> INSTRUCTIONS TO FOLLOW
Please say how many lines in the records below contain the word "UrmsSIGMA", giving the number alone.

> SUPPLIED DATA
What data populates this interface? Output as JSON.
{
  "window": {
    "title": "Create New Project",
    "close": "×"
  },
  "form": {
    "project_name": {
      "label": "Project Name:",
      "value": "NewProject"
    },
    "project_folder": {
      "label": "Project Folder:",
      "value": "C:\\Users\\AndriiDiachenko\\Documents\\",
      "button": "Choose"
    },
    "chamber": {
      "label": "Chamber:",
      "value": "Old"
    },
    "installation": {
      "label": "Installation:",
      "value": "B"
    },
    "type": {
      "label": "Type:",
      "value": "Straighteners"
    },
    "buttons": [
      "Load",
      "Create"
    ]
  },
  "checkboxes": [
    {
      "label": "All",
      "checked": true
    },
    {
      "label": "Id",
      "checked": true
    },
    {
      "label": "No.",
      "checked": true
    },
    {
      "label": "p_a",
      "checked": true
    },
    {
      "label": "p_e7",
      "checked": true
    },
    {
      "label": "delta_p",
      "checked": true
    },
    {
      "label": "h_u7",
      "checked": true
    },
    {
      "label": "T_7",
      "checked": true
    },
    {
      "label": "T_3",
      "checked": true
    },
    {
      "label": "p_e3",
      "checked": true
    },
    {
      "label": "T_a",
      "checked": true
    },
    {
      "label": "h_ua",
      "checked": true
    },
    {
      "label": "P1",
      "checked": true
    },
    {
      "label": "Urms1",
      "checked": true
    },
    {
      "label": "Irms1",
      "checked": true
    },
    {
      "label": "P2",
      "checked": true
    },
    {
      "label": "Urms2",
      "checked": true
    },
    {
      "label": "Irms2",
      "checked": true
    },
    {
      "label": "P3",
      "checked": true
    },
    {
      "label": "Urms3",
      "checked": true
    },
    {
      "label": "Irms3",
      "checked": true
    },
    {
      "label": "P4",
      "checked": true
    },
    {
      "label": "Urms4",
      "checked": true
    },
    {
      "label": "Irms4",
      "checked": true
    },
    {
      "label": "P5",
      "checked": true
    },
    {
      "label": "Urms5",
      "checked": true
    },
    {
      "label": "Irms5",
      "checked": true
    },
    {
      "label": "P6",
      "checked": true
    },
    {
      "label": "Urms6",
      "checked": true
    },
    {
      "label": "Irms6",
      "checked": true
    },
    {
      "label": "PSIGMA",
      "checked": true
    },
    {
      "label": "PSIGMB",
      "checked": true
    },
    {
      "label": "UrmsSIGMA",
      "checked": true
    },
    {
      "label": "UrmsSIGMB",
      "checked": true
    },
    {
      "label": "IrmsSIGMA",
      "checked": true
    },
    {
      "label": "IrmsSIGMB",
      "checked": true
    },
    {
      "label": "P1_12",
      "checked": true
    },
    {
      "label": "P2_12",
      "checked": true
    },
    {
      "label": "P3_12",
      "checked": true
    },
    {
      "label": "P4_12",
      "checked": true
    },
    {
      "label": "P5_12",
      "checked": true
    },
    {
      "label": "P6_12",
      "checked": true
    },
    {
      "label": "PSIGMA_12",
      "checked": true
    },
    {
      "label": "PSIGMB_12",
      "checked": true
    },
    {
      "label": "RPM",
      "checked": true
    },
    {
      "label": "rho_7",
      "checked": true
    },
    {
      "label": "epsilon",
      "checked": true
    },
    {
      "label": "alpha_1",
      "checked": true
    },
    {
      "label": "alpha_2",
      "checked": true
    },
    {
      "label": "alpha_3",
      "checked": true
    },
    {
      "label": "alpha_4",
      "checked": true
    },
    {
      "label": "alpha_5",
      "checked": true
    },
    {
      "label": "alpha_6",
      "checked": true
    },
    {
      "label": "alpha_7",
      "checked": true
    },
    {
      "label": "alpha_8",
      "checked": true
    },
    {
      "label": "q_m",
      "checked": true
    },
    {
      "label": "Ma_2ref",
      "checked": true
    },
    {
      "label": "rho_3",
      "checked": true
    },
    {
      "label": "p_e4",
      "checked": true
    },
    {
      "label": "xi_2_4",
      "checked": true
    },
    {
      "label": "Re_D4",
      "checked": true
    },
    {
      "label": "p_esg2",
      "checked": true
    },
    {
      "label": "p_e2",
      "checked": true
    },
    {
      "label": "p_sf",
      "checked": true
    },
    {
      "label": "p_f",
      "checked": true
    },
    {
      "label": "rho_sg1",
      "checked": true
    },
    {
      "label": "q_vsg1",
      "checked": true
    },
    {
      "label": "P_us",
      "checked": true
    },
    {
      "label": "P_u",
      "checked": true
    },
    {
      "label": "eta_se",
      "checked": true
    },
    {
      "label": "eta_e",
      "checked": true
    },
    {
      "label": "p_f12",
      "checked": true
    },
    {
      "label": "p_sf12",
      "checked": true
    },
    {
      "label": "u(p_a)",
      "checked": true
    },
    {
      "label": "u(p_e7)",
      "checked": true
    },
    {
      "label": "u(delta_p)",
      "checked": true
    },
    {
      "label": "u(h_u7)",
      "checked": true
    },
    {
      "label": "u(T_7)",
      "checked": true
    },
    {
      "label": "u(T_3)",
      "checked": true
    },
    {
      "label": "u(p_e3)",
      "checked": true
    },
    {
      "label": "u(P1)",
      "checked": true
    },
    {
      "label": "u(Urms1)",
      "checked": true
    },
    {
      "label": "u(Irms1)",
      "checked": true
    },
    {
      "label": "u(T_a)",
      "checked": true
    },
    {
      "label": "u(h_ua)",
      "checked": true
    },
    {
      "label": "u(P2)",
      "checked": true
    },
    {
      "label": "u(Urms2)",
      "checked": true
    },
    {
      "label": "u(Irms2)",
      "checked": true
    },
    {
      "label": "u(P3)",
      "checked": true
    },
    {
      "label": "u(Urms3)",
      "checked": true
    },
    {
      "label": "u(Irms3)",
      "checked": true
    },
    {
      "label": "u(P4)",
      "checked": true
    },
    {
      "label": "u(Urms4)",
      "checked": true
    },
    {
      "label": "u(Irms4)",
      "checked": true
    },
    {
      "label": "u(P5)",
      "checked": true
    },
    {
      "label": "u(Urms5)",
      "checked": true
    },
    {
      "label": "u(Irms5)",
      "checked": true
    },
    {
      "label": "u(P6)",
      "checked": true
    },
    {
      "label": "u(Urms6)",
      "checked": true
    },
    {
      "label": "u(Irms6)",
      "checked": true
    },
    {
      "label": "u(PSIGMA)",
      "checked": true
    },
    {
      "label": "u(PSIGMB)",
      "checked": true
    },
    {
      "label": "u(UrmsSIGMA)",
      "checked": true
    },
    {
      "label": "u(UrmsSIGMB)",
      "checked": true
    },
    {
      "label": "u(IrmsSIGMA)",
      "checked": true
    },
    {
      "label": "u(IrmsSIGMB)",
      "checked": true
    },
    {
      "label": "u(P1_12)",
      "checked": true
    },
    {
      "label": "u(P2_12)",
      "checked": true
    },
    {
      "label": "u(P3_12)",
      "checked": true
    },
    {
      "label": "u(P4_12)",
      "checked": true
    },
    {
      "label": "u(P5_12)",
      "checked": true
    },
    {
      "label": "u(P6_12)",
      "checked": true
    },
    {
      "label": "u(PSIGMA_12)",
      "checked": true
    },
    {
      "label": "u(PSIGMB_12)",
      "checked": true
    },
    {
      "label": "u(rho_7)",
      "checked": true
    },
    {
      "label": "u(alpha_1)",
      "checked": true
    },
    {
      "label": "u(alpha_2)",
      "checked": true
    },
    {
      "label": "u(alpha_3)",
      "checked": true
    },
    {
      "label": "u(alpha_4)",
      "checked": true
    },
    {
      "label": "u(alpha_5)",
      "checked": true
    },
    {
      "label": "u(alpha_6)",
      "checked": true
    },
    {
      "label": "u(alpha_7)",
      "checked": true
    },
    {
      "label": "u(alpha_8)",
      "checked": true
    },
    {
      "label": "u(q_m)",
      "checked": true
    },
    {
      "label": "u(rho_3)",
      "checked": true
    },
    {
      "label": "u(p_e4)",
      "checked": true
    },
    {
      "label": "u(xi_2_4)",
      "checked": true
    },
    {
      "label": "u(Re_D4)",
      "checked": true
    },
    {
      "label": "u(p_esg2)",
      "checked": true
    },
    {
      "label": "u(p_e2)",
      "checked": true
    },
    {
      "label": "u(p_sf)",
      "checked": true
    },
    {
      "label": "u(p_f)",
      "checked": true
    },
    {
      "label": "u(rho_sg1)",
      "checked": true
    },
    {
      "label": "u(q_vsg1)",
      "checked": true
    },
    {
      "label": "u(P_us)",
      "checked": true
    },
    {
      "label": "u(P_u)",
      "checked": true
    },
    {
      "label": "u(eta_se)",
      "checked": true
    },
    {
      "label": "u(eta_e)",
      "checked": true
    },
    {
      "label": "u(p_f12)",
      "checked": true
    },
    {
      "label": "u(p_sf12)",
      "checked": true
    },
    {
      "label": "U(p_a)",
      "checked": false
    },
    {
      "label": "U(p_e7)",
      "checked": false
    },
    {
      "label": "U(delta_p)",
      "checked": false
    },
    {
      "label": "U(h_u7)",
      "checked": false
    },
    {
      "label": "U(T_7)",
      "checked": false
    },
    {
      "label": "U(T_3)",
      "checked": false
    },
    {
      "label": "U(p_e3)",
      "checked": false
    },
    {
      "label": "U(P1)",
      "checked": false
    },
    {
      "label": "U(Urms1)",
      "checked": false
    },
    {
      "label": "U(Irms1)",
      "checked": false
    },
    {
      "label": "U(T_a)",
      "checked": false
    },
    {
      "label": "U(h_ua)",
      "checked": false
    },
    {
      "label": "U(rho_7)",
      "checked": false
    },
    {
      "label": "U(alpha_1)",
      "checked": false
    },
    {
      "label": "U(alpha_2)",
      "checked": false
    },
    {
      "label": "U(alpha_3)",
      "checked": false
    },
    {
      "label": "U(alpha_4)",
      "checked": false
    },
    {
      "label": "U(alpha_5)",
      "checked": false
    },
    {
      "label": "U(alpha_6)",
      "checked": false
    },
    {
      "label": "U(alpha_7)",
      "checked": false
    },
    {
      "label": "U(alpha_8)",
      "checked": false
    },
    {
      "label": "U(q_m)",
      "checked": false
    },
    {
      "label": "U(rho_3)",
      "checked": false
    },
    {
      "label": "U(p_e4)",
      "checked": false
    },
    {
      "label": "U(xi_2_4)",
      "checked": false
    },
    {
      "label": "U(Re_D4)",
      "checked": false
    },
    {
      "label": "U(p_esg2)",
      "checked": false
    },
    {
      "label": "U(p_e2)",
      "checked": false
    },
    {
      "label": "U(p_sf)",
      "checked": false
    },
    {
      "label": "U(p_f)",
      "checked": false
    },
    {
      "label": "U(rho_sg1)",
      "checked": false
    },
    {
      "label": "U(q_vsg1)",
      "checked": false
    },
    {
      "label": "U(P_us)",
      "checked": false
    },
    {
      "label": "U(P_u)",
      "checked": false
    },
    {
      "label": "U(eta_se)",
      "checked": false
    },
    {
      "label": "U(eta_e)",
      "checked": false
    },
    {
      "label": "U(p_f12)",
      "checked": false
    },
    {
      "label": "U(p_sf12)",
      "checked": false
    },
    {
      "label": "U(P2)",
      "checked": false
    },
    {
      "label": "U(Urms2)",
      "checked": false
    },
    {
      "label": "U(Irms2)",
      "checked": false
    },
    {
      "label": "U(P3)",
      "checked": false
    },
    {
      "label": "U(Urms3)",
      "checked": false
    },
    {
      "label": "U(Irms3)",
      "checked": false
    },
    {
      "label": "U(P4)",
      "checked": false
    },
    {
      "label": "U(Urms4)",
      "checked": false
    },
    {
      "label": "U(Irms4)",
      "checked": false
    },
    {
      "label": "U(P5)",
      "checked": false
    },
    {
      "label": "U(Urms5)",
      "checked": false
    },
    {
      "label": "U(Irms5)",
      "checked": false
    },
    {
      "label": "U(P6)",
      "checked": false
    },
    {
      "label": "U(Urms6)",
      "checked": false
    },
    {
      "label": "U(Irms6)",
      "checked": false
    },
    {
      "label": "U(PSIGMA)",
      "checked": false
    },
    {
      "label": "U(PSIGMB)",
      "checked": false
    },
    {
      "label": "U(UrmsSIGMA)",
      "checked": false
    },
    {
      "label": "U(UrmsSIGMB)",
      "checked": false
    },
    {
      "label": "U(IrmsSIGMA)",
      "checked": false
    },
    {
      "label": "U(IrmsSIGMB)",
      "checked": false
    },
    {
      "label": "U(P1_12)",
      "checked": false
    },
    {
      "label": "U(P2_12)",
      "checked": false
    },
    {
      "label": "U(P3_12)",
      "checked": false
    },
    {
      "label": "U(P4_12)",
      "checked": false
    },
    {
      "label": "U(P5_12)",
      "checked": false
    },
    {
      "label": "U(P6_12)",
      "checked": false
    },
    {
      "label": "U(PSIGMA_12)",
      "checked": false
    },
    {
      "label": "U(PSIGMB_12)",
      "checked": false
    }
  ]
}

> ANSWER TO THIS PROBLEM
3